_Work to complete_
Go through the entries below and collect each line with the string "value" in it.

[Source information — start]

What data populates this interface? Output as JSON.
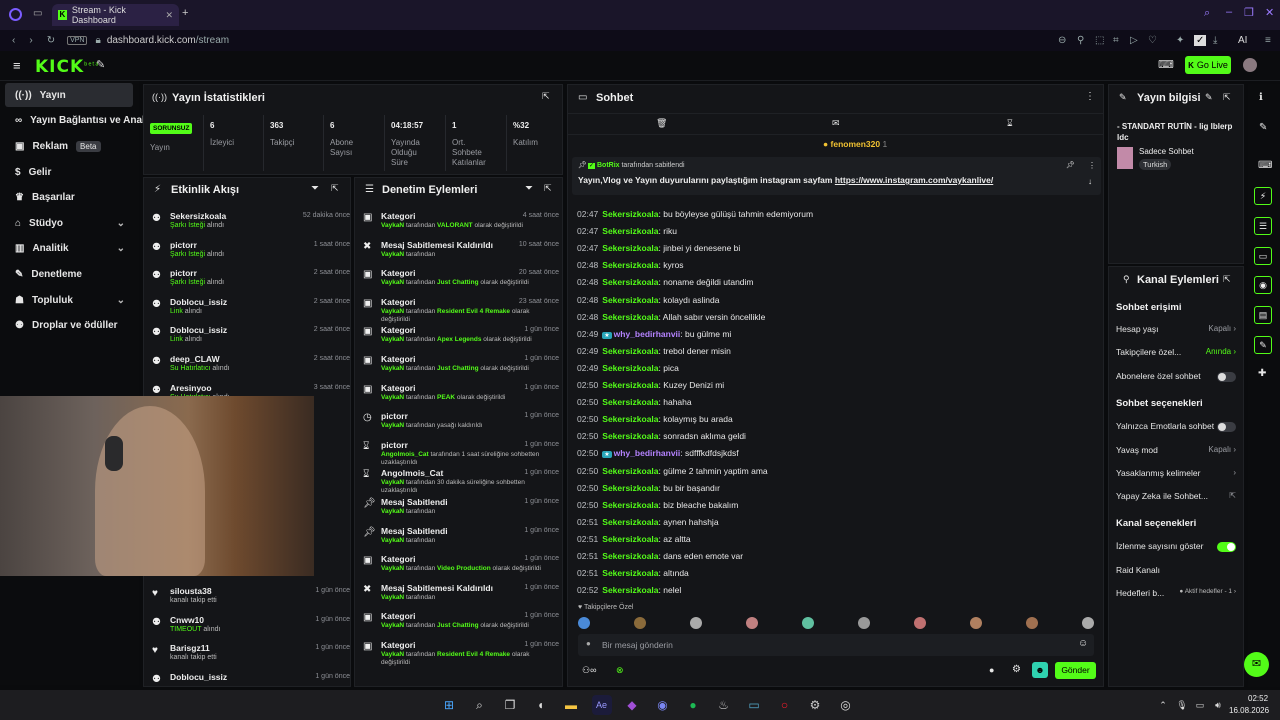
{
  "browser": {
    "tab_title": "Stream - Kick Dashboard",
    "url_host": "dashboard.kick.com",
    "url_path": "/stream",
    "vpn": "VPN",
    "ai": "AI"
  },
  "brand": {
    "logo": "KICK",
    "logo_sup": "beta",
    "accent": "#53fc18"
  },
  "header": {
    "go_live": "Go Live"
  },
  "sidebar": {
    "items": [
      {
        "label": "Yayın",
        "icon": "broadcast-icon"
      },
      {
        "label": "Yayın Bağlantısı ve Anahtarı",
        "icon": "link-icon"
      },
      {
        "label": "Reklam",
        "icon": "ad-icon",
        "badge": "Beta"
      },
      {
        "label": "Gelir",
        "icon": "money-icon"
      },
      {
        "label": "Başarılar",
        "icon": "trophy-icon"
      },
      {
        "label": "Stüdyo",
        "icon": "studio-icon",
        "chevron": true
      },
      {
        "label": "Analitik",
        "icon": "chart-icon",
        "chevron": true
      },
      {
        "label": "Denetleme",
        "icon": "wrench-icon"
      },
      {
        "label": "Topluluk",
        "icon": "community-icon",
        "chevron": true
      },
      {
        "label": "Droplar ve ödüller",
        "icon": "gift-icon"
      }
    ]
  },
  "stats": {
    "title": "Yayın İstatistikleri",
    "status": "SORUNSUZ",
    "status_label": "Yayın",
    "items": [
      {
        "value": "6",
        "label": "İzleyici"
      },
      {
        "value": "363",
        "label": "Takipçi"
      },
      {
        "value": "6",
        "label": "Abone Sayısı"
      },
      {
        "value": "04:18:57",
        "label": "Yayında Olduğu Süre"
      },
      {
        "value": "1",
        "label": "Ort. Sohbete Katılanlar"
      },
      {
        "value": "%32",
        "label": "Katılım"
      }
    ]
  },
  "activity": {
    "title": "Etkinlik Akışı",
    "events": [
      {
        "name": "Sekersizkoala",
        "hl": "Şarkı İsteği",
        "rest": " alındı",
        "time": "52 dakika önce"
      },
      {
        "name": "pictorr",
        "hl": "Şarkı İsteği",
        "rest": " alındı",
        "time": "1 saat önce"
      },
      {
        "name": "pictorr",
        "hl": "Şarkı İsteği",
        "rest": " alındı",
        "time": "2 saat önce"
      },
      {
        "name": "Doblocu_issiz",
        "hl": "Link",
        "rest": " alındı",
        "time": "2 saat önce"
      },
      {
        "name": "Doblocu_issiz",
        "hl": "Link",
        "rest": " alındı",
        "time": "2 saat önce"
      },
      {
        "name": "deep_CLAW",
        "hl": "Su Hatırlatıcı",
        "rest": " alındı",
        "time": "2 saat önce"
      },
      {
        "name": "Aresinyoo",
        "hl": "Su Hatırlatıcı",
        "rest": " alındı",
        "time": "3 saat önce"
      }
    ],
    "bottom_events": [
      {
        "name": "silousta38",
        "hl": "",
        "rest": "kanalı takip etti",
        "time": "1 gün önce",
        "icon": "heart-icon"
      },
      {
        "name": "Cnww10",
        "hl": "TIMEOUT",
        "rest": " alındı",
        "time": "1 gün önce",
        "icon": "gift-icon"
      },
      {
        "name": "Barisgz11",
        "hl": "",
        "rest": "kanalı takip etti",
        "time": "1 gün önce",
        "icon": "heart-icon"
      },
      {
        "name": "Doblocu_issiz",
        "hl": "",
        "rest": "",
        "time": "1 gün önce",
        "icon": "gift-icon"
      }
    ]
  },
  "moderation": {
    "title": "Denetim Eylemleri",
    "items": [
      {
        "title": "Kategori",
        "by": "VaykaN",
        "mid": " tarafından ",
        "hl": "VALORANT",
        "rest": " olarak değiştirildi",
        "time": "4 saat önce",
        "icon": "category-icon"
      },
      {
        "title": "Mesaj Sabitlemesi Kaldırıldı",
        "by": "VaykaN",
        "mid": " tarafından",
        "hl": "",
        "rest": "",
        "time": "10 saat önce",
        "icon": "unpin-icon"
      },
      {
        "title": "Kategori",
        "by": "VaykaN",
        "mid": " tarafından ",
        "hl": "Just Chatting",
        "rest": " olarak değiştirildi",
        "time": "20 saat önce",
        "icon": "category-icon"
      },
      {
        "title": "Kategori",
        "by": "VaykaN",
        "mid": " tarafından ",
        "hl": "Resident Evil 4 Remake",
        "rest": " olarak değiştirildi",
        "time": "23 saat önce",
        "icon": "category-icon"
      },
      {
        "title": "Kategori",
        "by": "VaykaN",
        "mid": " tarafından ",
        "hl": "Apex Legends",
        "rest": " olarak değiştirildi",
        "time": "1 gün önce",
        "icon": "category-icon"
      },
      {
        "title": "Kategori",
        "by": "VaykaN",
        "mid": " tarafından ",
        "hl": "Just Chatting",
        "rest": " olarak değiştirildi",
        "time": "1 gün önce",
        "icon": "category-icon"
      },
      {
        "title": "Kategori",
        "by": "VaykaN",
        "mid": " tarafından ",
        "hl": "PEAK",
        "rest": " olarak değiştirildi",
        "time": "1 gün önce",
        "icon": "category-icon"
      },
      {
        "title": "pictorr",
        "by": "VaykaN",
        "mid": " tarafından yasağı kaldırıldı",
        "hl": "",
        "rest": "",
        "time": "1 gün önce",
        "icon": "clock-icon"
      },
      {
        "title": "pictorr",
        "by": "Angolmois_Cat",
        "mid": " tarafından 1 saat süreliğine sohbetten uzaklaştırıldı",
        "hl": "",
        "rest": "",
        "time": "1 gün önce",
        "icon": "hourglass-icon"
      },
      {
        "title": "Angolmois_Cat",
        "by": "VaykaN",
        "mid": " tarafından 30 dakika süreliğine sohbetten uzaklaştırıldı",
        "hl": "",
        "rest": "",
        "time": "1 gün önce",
        "icon": "hourglass-icon"
      },
      {
        "title": "Mesaj Sabitlendi",
        "by": "VaykaN",
        "mid": " tarafından",
        "hl": "",
        "rest": "",
        "time": "1 gün önce",
        "icon": "pin-icon"
      },
      {
        "title": "Mesaj Sabitlendi",
        "by": "VaykaN",
        "mid": " tarafından",
        "hl": "",
        "rest": "",
        "time": "1 gün önce",
        "icon": "pin-icon"
      },
      {
        "title": "Kategori",
        "by": "VaykaN",
        "mid": " tarafından ",
        "hl": "Video Production",
        "rest": " olarak değiştirildi",
        "time": "1 gün önce",
        "icon": "category-icon"
      },
      {
        "title": "Mesaj Sabitlemesi Kaldırıldı",
        "by": "VaykaN",
        "mid": " tarafından",
        "hl": "",
        "rest": "",
        "time": "1 gün önce",
        "icon": "unpin-icon"
      },
      {
        "title": "Kategori",
        "by": "VaykaN",
        "mid": " tarafından ",
        "hl": "Just Chatting",
        "rest": " olarak değiştirildi",
        "time": "1 gün önce",
        "icon": "category-icon"
      },
      {
        "title": "Kategori",
        "by": "VaykaN",
        "mid": " tarafından ",
        "hl": "Resident Evil 4 Remake",
        "rest": " olarak değiştirildi",
        "time": "1 gün önce",
        "icon": "category-icon"
      }
    ]
  },
  "chat": {
    "title": "Sohbet",
    "top_user": "fenomen320",
    "top_count": "1",
    "pinned": {
      "by": "BotRix",
      "by_suffix": " tarafından sabitlendi",
      "text": "Yayın,Vlog ve Yayın duyurularını paylaştığım instagram sayfam ",
      "link": "https://www.instagram.com/vaykanlive/"
    },
    "messages": [
      {
        "time": "02:47",
        "user": "Sekersizkoala",
        "text": "bu böyleyse gülüşü tahmin edemiyorum"
      },
      {
        "time": "02:47",
        "user": "Sekersizkoala",
        "text": "riku"
      },
      {
        "time": "02:47",
        "user": "Sekersizkoala",
        "text": "jinbei yi denesene bi"
      },
      {
        "time": "02:48",
        "user": "Sekersizkoala",
        "text": "kyros"
      },
      {
        "time": "02:48",
        "user": "Sekersizkoala",
        "text": "noname değildi utandim"
      },
      {
        "time": "02:48",
        "user": "Sekersizkoala",
        "text": "kolaydı aslinda"
      },
      {
        "time": "02:48",
        "user": "Sekersizkoala",
        "text": "Allah sabır versin öncellikle"
      },
      {
        "time": "02:49",
        "user": "why_bedirhanvii",
        "text": "bu gülme mi",
        "alt": true
      },
      {
        "time": "02:49",
        "user": "Sekersizkoala",
        "text": "trebol dener misin"
      },
      {
        "time": "02:49",
        "user": "Sekersizkoala",
        "text": "pica"
      },
      {
        "time": "02:50",
        "user": "Sekersizkoala",
        "text": "Kuzey Denizi mi"
      },
      {
        "time": "02:50",
        "user": "Sekersizkoala",
        "text": "hahaha"
      },
      {
        "time": "02:50",
        "user": "Sekersizkoala",
        "text": "kolaymış bu arada"
      },
      {
        "time": "02:50",
        "user": "Sekersizkoala",
        "text": "sonradsn aklıma geldi"
      },
      {
        "time": "02:50",
        "user": "why_bedirhanvii",
        "text": "sdfffkdfdsjkdsf",
        "alt": true
      },
      {
        "time": "02:50",
        "user": "Sekersizkoala",
        "text": "gülme 2 tahmin yaptim ama"
      },
      {
        "time": "02:50",
        "user": "Sekersizkoala",
        "text": "bu bir başandır"
      },
      {
        "time": "02:50",
        "user": "Sekersizkoala",
        "text": "biz bleache bakalım"
      },
      {
        "time": "02:51",
        "user": "Sekersizkoala",
        "text": "aynen hahshja"
      },
      {
        "time": "02:51",
        "user": "Sekersizkoala",
        "text": "az altta"
      },
      {
        "time": "02:51",
        "user": "Sekersizkoala",
        "text": "dans eden emote var"
      },
      {
        "time": "02:51",
        "user": "Sekersizkoala",
        "text": "altında"
      },
      {
        "time": "02:52",
        "user": "Sekersizkoala",
        "text": "nelel"
      }
    ],
    "followers_only": "Takipçilere Özel",
    "input_placeholder": "Bir mesaj gönderin",
    "send": "Gönder"
  },
  "stream_info": {
    "title": "Yayın bilgisi",
    "stream_title": "- STANDART RUTİN - lig lblerp ldc",
    "category": "Sadece Sohbet",
    "language": "Turkish"
  },
  "channel_actions": {
    "title": "Kanal Eylemleri",
    "chat_access": {
      "heading": "Sohbet erişimi",
      "rows": [
        {
          "label": "Hesap yaşı",
          "value": "Kapalı"
        },
        {
          "label": "Takipçilere özel...",
          "value": "Anında"
        },
        {
          "label": "Abonelere özel sohbet",
          "toggle": false
        }
      ]
    },
    "chat_options": {
      "heading": "Sohbet seçenekleri",
      "rows": [
        {
          "label": "Yalnızca Emotlarla sohbet",
          "toggle": false
        },
        {
          "label": "Yavaş mod",
          "value": "Kapalı"
        },
        {
          "label": "Yasaklanmış kelimeler"
        },
        {
          "label": "Yapay Zeka ile Sohbet..."
        }
      ]
    },
    "channel_options": {
      "heading": "Kanal seçenekleri",
      "rows": [
        {
          "label": "İzlenme sayısını göster",
          "toggle": true
        },
        {
          "label": "Raid Kanalı"
        },
        {
          "label": "Hedefleri b...",
          "value": "Aktif hedefler - 1"
        }
      ]
    }
  },
  "taskbar": {
    "time": "02:52",
    "date": "16.08.2026"
  }
}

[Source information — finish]

_Expected answer_
        "value": "6",
        "value": "363",
        "value": "6",
        "value": "04:18:57",
        "value": "1",
        "value": "%32",
          "value": "Kapalı"
          "value": "Anında"
          "value": "Kapalı"
          "value": "Aktif hedefler - 1"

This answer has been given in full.